Lucky for us Canadians, we do have the hot brother in Kim’s Convenience, so that’s something. But when you can count the number of leading Asian men with one hand, you gotta know something’s up.
If we delve deeper into the history of Asian men on film, it gets worse. Characters are basically one-dimensional tropes. There’s the ninja, the nerdy dude who’s good at math, the comic relief sidekick and the effeminate man who will never get the girl. Looking for specific examples? There’s a socially inept Long Duk Dong from Sixteen Candles (who doesn’t know how to use a fork), Mickey Rooney all up in that yellowface playing a grumpy Asian man in Breakfast at Tiffany’s, all the bad guys who are super evil but really good at martial arts. You get the point. And if they aren’t any of those characters, they simply don’t exist.
It’s Asian Men, a short film by NaRhee Ahn, attempts to debunk these myths in the best way she knows how: by objectifying the Asian men Magic Mike style. While the film isn’t exactly the greatest (it probably won’t be winning any Oscars any time soon), it is a step in the right direction.

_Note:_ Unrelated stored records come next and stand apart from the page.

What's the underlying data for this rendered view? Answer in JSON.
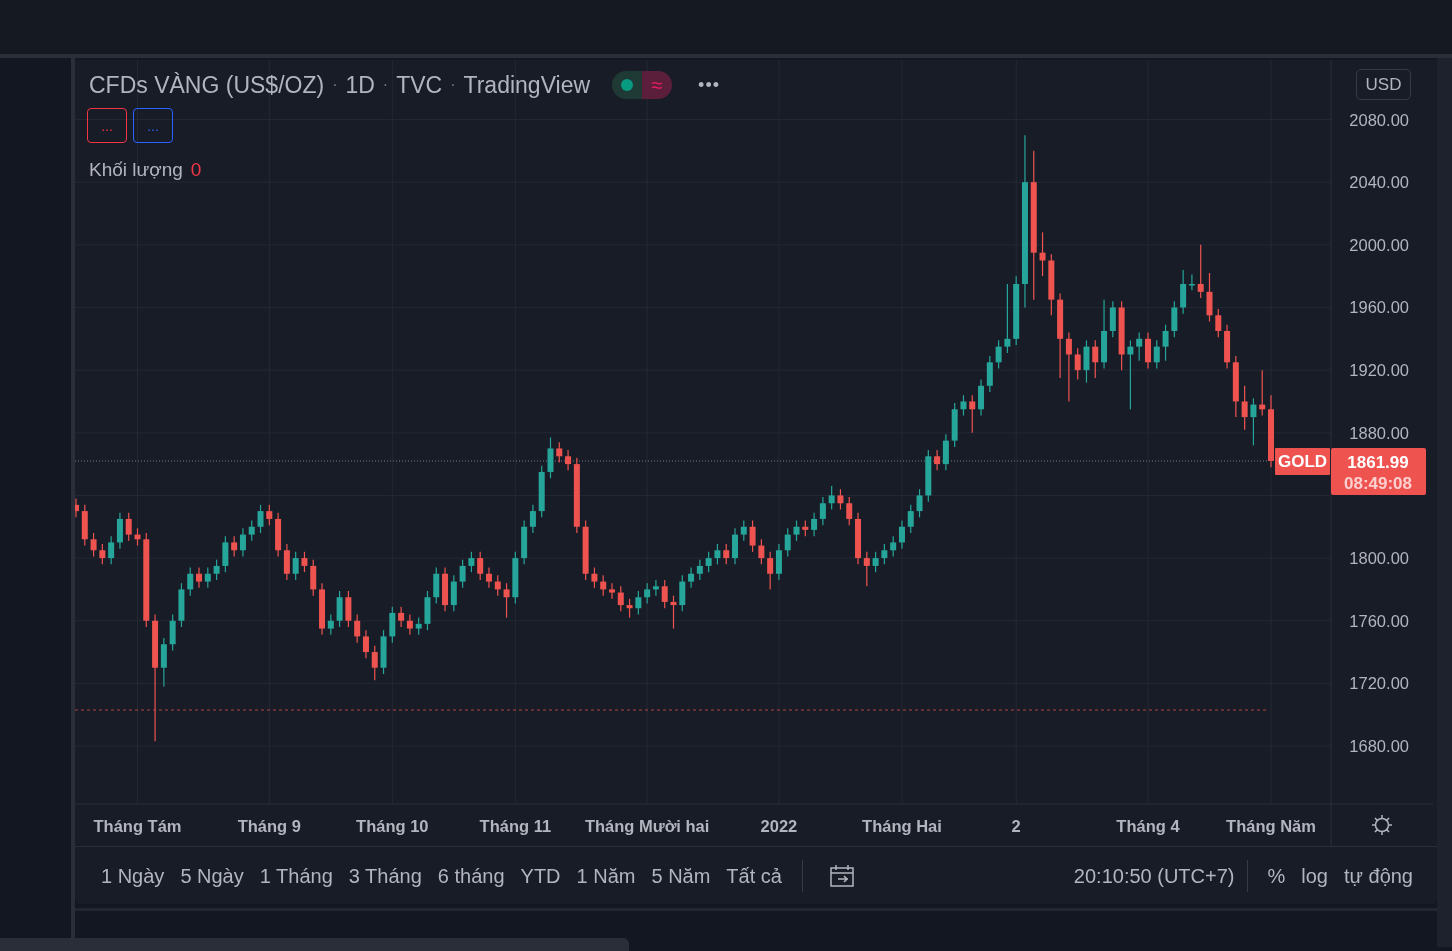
{
  "header": {
    "parts": [
      "CFDs VÀNG (US$/OZ)",
      "1D",
      "TVC",
      "TradingView"
    ],
    "separators": [
      "·",
      "·",
      "·"
    ],
    "status_symbol": "≈",
    "menu": "•••"
  },
  "legend_buttons": [
    {
      "label": "...",
      "color": "#f23645"
    },
    {
      "label": "...",
      "color": "#2962ff"
    }
  ],
  "volume": {
    "label": "Khối lượng",
    "value": "0"
  },
  "currency": "USD",
  "chart_data": {
    "type": "candlestick",
    "ylim": [
      1643,
      2118
    ],
    "grid": true,
    "yticks": [
      {
        "value": 1680,
        "label": "1680.00"
      },
      {
        "value": 1720,
        "label": "1720.00"
      },
      {
        "value": 1760,
        "label": "1760.00"
      },
      {
        "value": 1800,
        "label": "1800.00"
      },
      {
        "value": 1880,
        "label": "1880.00"
      },
      {
        "value": 1920,
        "label": "1920.00"
      },
      {
        "value": 1960,
        "label": "1960.00"
      },
      {
        "value": 2000,
        "label": "2000.00"
      },
      {
        "value": 2040,
        "label": "2040.00"
      },
      {
        "value": 2080,
        "label": "2080.00"
      }
    ],
    "categories": [
      null,
      null,
      null,
      null,
      null,
      null,
      null,
      "Tháng Tám",
      null,
      null,
      null,
      null,
      null,
      null,
      null,
      null,
      null,
      null,
      null,
      null,
      null,
      null,
      "Tháng 9",
      null,
      null,
      null,
      null,
      null,
      null,
      null,
      null,
      null,
      null,
      null,
      null,
      null,
      "Tháng 10",
      null,
      null,
      null,
      null,
      null,
      null,
      null,
      null,
      null,
      null,
      null,
      null,
      null,
      "Tháng 11",
      null,
      null,
      null,
      null,
      null,
      null,
      null,
      null,
      null,
      null,
      null,
      null,
      null,
      null,
      "Tháng Mười hai",
      null,
      null,
      null,
      null,
      null,
      null,
      null,
      null,
      null,
      null,
      null,
      null,
      null,
      null,
      "2022",
      null,
      null,
      null,
      null,
      null,
      null,
      null,
      null,
      null,
      null,
      null,
      null,
      null,
      "Tháng Hai",
      null,
      null,
      null,
      null,
      null,
      null,
      null,
      null,
      null,
      null,
      null,
      null,
      "2",
      null,
      null,
      null,
      null,
      null,
      null,
      null,
      null,
      null,
      null,
      null,
      null,
      null,
      null,
      "Tháng 4",
      null,
      null,
      null,
      null,
      null,
      null,
      null,
      null,
      null,
      null,
      null,
      null,
      null,
      "Tháng Năm"
    ],
    "ohlc": [
      [
        1834,
        1838,
        1826,
        1830
      ],
      [
        1830,
        1834,
        1808,
        1812
      ],
      [
        1812,
        1816,
        1801,
        1805
      ],
      [
        1805,
        1809,
        1796,
        1800
      ],
      [
        1800,
        1814,
        1796,
        1810
      ],
      [
        1810,
        1829,
        1806,
        1825
      ],
      [
        1825,
        1829,
        1811,
        1815
      ],
      [
        1815,
        1819,
        1808,
        1812
      ],
      [
        1812,
        1816,
        1756,
        1760
      ],
      [
        1760,
        1764,
        1683,
        1730
      ],
      [
        1730,
        1749,
        1718,
        1745
      ],
      [
        1745,
        1764,
        1741,
        1760
      ],
      [
        1760,
        1784,
        1756,
        1780
      ],
      [
        1780,
        1794,
        1776,
        1790
      ],
      [
        1790,
        1794,
        1781,
        1785
      ],
      [
        1785,
        1794,
        1781,
        1790
      ],
      [
        1790,
        1799,
        1786,
        1795
      ],
      [
        1795,
        1814,
        1791,
        1810
      ],
      [
        1810,
        1814,
        1801,
        1805
      ],
      [
        1805,
        1819,
        1801,
        1815
      ],
      [
        1815,
        1824,
        1811,
        1820
      ],
      [
        1820,
        1834,
        1816,
        1830
      ],
      [
        1830,
        1834,
        1821,
        1825
      ],
      [
        1825,
        1829,
        1801,
        1805
      ],
      [
        1805,
        1809,
        1786,
        1790
      ],
      [
        1790,
        1804,
        1786,
        1800
      ],
      [
        1800,
        1804,
        1791,
        1795
      ],
      [
        1795,
        1799,
        1776,
        1780
      ],
      [
        1780,
        1784,
        1751,
        1755
      ],
      [
        1755,
        1764,
        1751,
        1760
      ],
      [
        1760,
        1779,
        1756,
        1775
      ],
      [
        1775,
        1779,
        1756,
        1760
      ],
      [
        1760,
        1764,
        1746,
        1750
      ],
      [
        1750,
        1754,
        1736,
        1740
      ],
      [
        1740,
        1744,
        1722,
        1730
      ],
      [
        1730,
        1754,
        1726,
        1750
      ],
      [
        1750,
        1769,
        1746,
        1765
      ],
      [
        1765,
        1769,
        1756,
        1760
      ],
      [
        1760,
        1764,
        1751,
        1755
      ],
      [
        1755,
        1762,
        1751,
        1758
      ],
      [
        1758,
        1779,
        1754,
        1775
      ],
      [
        1775,
        1794,
        1771,
        1790
      ],
      [
        1790,
        1794,
        1766,
        1770
      ],
      [
        1770,
        1789,
        1766,
        1785
      ],
      [
        1785,
        1799,
        1781,
        1795
      ],
      [
        1795,
        1804,
        1791,
        1800
      ],
      [
        1800,
        1804,
        1786,
        1790
      ],
      [
        1790,
        1794,
        1781,
        1785
      ],
      [
        1785,
        1789,
        1776,
        1780
      ],
      [
        1780,
        1784,
        1762,
        1775
      ],
      [
        1775,
        1804,
        1771,
        1800
      ],
      [
        1800,
        1824,
        1796,
        1820
      ],
      [
        1820,
        1834,
        1816,
        1830
      ],
      [
        1830,
        1859,
        1826,
        1855
      ],
      [
        1855,
        1877,
        1851,
        1870
      ],
      [
        1870,
        1874,
        1861,
        1865
      ],
      [
        1865,
        1869,
        1856,
        1860
      ],
      [
        1860,
        1864,
        1816,
        1820
      ],
      [
        1820,
        1824,
        1786,
        1790
      ],
      [
        1790,
        1794,
        1781,
        1785
      ],
      [
        1785,
        1789,
        1776,
        1780
      ],
      [
        1780,
        1784,
        1774,
        1778
      ],
      [
        1778,
        1782,
        1766,
        1770
      ],
      [
        1770,
        1774,
        1762,
        1768
      ],
      [
        1768,
        1779,
        1764,
        1775
      ],
      [
        1775,
        1784,
        1771,
        1780
      ],
      [
        1780,
        1786,
        1776,
        1782
      ],
      [
        1782,
        1786,
        1768,
        1772
      ],
      [
        1772,
        1776,
        1755,
        1770
      ],
      [
        1770,
        1789,
        1766,
        1785
      ],
      [
        1785,
        1794,
        1781,
        1790
      ],
      [
        1790,
        1799,
        1786,
        1795
      ],
      [
        1795,
        1804,
        1791,
        1800
      ],
      [
        1800,
        1809,
        1796,
        1805
      ],
      [
        1805,
        1809,
        1796,
        1800
      ],
      [
        1800,
        1819,
        1796,
        1815
      ],
      [
        1815,
        1824,
        1811,
        1820
      ],
      [
        1820,
        1824,
        1804,
        1808
      ],
      [
        1808,
        1812,
        1796,
        1800
      ],
      [
        1800,
        1804,
        1780,
        1790
      ],
      [
        1790,
        1809,
        1786,
        1805
      ],
      [
        1805,
        1819,
        1801,
        1815
      ],
      [
        1815,
        1824,
        1811,
        1820
      ],
      [
        1820,
        1824,
        1814,
        1818
      ],
      [
        1818,
        1829,
        1814,
        1825
      ],
      [
        1825,
        1839,
        1821,
        1835
      ],
      [
        1835,
        1846,
        1831,
        1840
      ],
      [
        1840,
        1844,
        1831,
        1835
      ],
      [
        1835,
        1839,
        1821,
        1825
      ],
      [
        1825,
        1829,
        1796,
        1800
      ],
      [
        1800,
        1804,
        1782,
        1795
      ],
      [
        1795,
        1804,
        1791,
        1800
      ],
      [
        1800,
        1809,
        1796,
        1805
      ],
      [
        1805,
        1814,
        1801,
        1810
      ],
      [
        1810,
        1824,
        1806,
        1820
      ],
      [
        1820,
        1834,
        1816,
        1830
      ],
      [
        1830,
        1844,
        1826,
        1840
      ],
      [
        1840,
        1869,
        1836,
        1865
      ],
      [
        1865,
        1869,
        1856,
        1860
      ],
      [
        1860,
        1879,
        1856,
        1875
      ],
      [
        1875,
        1899,
        1871,
        1895
      ],
      [
        1895,
        1904,
        1891,
        1900
      ],
      [
        1900,
        1904,
        1880,
        1895
      ],
      [
        1895,
        1914,
        1891,
        1910
      ],
      [
        1910,
        1929,
        1906,
        1925
      ],
      [
        1925,
        1939,
        1921,
        1935
      ],
      [
        1935,
        1975,
        1931,
        1940
      ],
      [
        1940,
        1980,
        1936,
        1975
      ],
      [
        1975,
        2070,
        1960,
        2040
      ],
      [
        2040,
        2060,
        1965,
        1995
      ],
      [
        1995,
        2008,
        1980,
        1990
      ],
      [
        1990,
        1994,
        1955,
        1965
      ],
      [
        1965,
        1969,
        1915,
        1940
      ],
      [
        1940,
        1944,
        1900,
        1930
      ],
      [
        1930,
        1934,
        1914,
        1920
      ],
      [
        1920,
        1939,
        1912,
        1935
      ],
      [
        1935,
        1939,
        1915,
        1925
      ],
      [
        1925,
        1965,
        1921,
        1945
      ],
      [
        1945,
        1964,
        1941,
        1960
      ],
      [
        1960,
        1964,
        1920,
        1930
      ],
      [
        1930,
        1939,
        1895,
        1935
      ],
      [
        1935,
        1944,
        1926,
        1940
      ],
      [
        1940,
        1944,
        1921,
        1925
      ],
      [
        1925,
        1939,
        1921,
        1935
      ],
      [
        1935,
        1949,
        1926,
        1945
      ],
      [
        1945,
        1964,
        1941,
        1960
      ],
      [
        1960,
        1984,
        1956,
        1975
      ],
      [
        1975,
        1981,
        1971,
        1975
      ],
      [
        1975,
        2000,
        1966,
        1970
      ],
      [
        1970,
        1982,
        1951,
        1955
      ],
      [
        1955,
        1959,
        1941,
        1945
      ],
      [
        1945,
        1949,
        1921,
        1925
      ],
      [
        1925,
        1929,
        1890,
        1900
      ],
      [
        1900,
        1910,
        1882,
        1890
      ],
      [
        1890,
        1902,
        1872,
        1898
      ],
      [
        1898,
        1920,
        1891,
        1895
      ],
      [
        1895,
        1904,
        1858,
        1862
      ]
    ],
    "ref_lines": [
      {
        "axis": "y",
        "value": 1703,
        "color": "#b2453f"
      },
      {
        "axis": "y",
        "value": 1861.99,
        "color": "#787b86"
      }
    ]
  },
  "price_marker": {
    "symbol": "GOLD",
    "price": "1861.99",
    "countdown": "08:49:08"
  },
  "ranges": [
    "1 Ngày",
    "5 Ngày",
    "1 Tháng",
    "3 Tháng",
    "6 tháng",
    "YTD",
    "1 Năm",
    "5 Năm",
    "Tất cả"
  ],
  "clock": "20:10:50 (UTC+7)",
  "scale_buttons": [
    "%",
    "log",
    "tự động"
  ]
}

With so many talented, attractive Asian men out there (Takeshi Kaneshiro and Daniel Henney, anyone?), it’s sad to think that they’re usually relegated into the realm of mere caricatures (and unwanted ones at that).
With data from OkCupid reporting that Asian men have a rating of negative 7 per cent, compared to negative 2 per cent for black men, negative 1 per cent for Latino men, and positive 8 per cent for white men (wait, what?), we can’t help but think that representation and stereotypes must have something to do with it.

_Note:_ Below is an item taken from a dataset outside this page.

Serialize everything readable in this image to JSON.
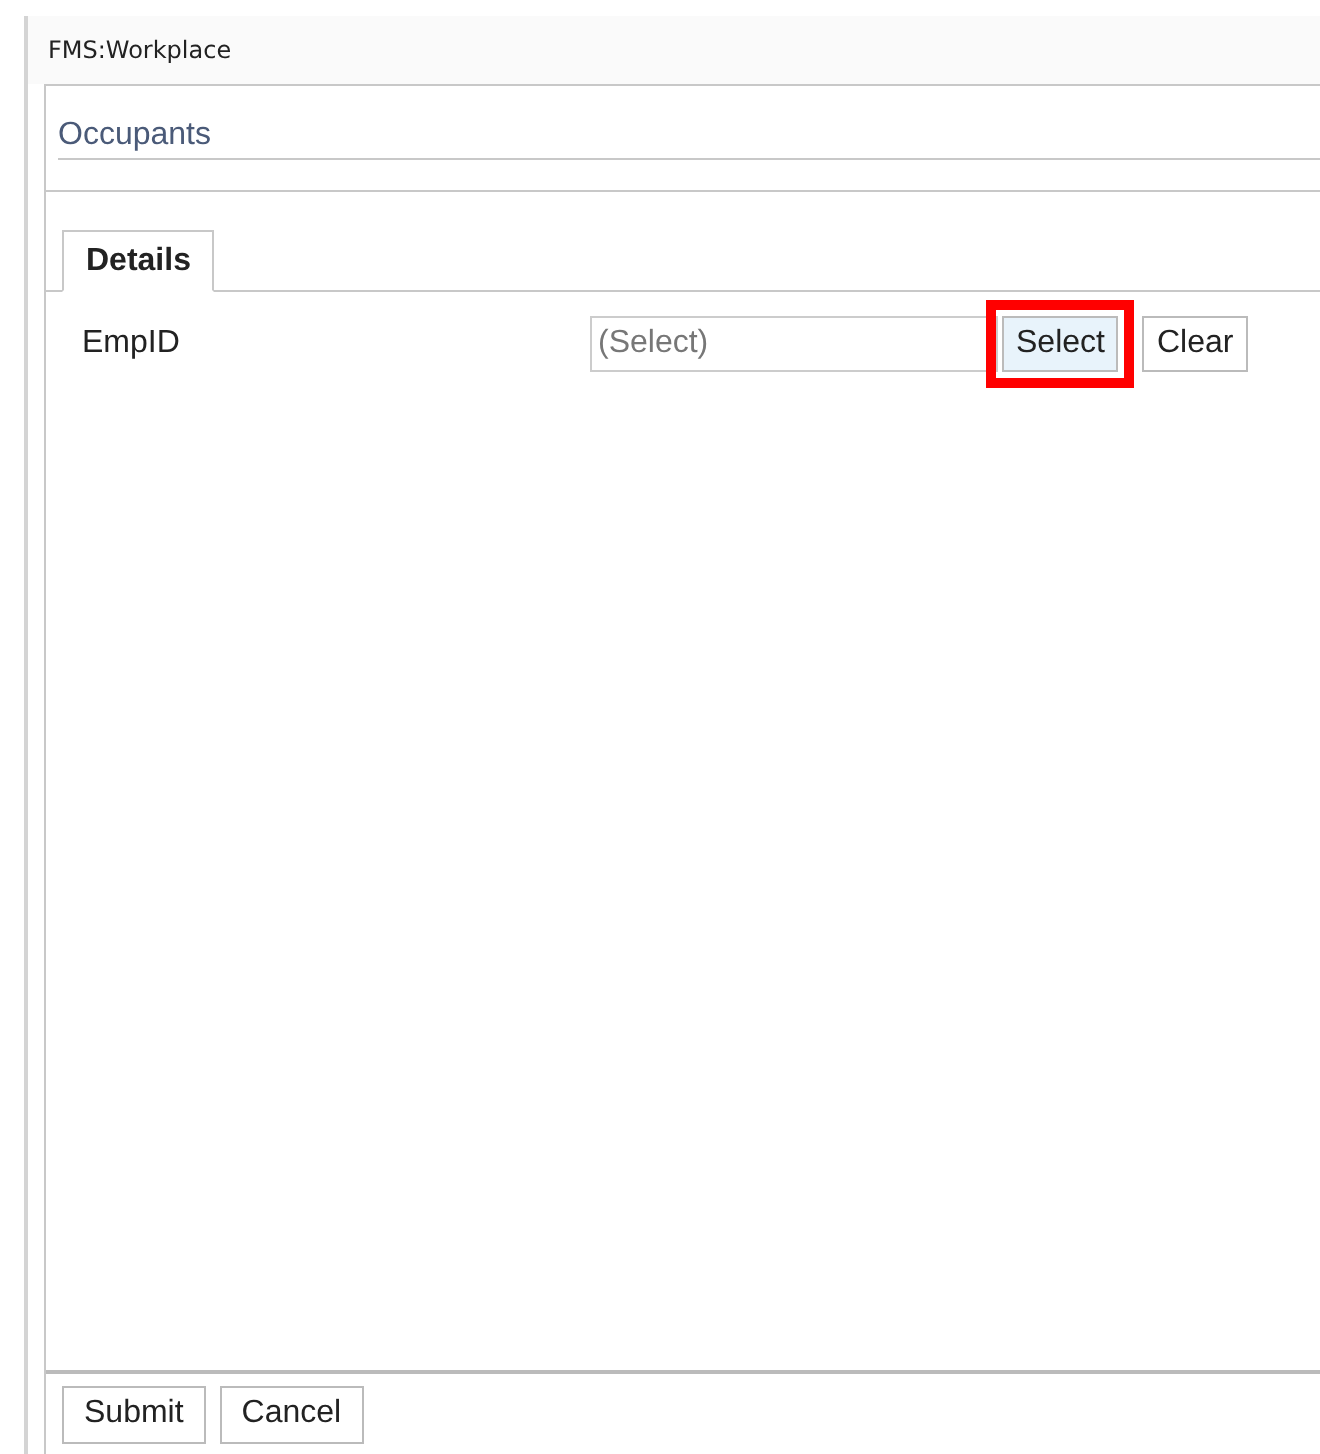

When you’re either a nerdy sidekick, perpetually the foreign ninja master or well, non-existent in pop culture, it’s not exactly difficult to see why these numbers exist. While we know these harmful stereotypes just aren’t true, it’s probably time for Hollywood to follow suit. In the meantime, we hope films like Ahn’s open doors to roles that Asian men have long deserved.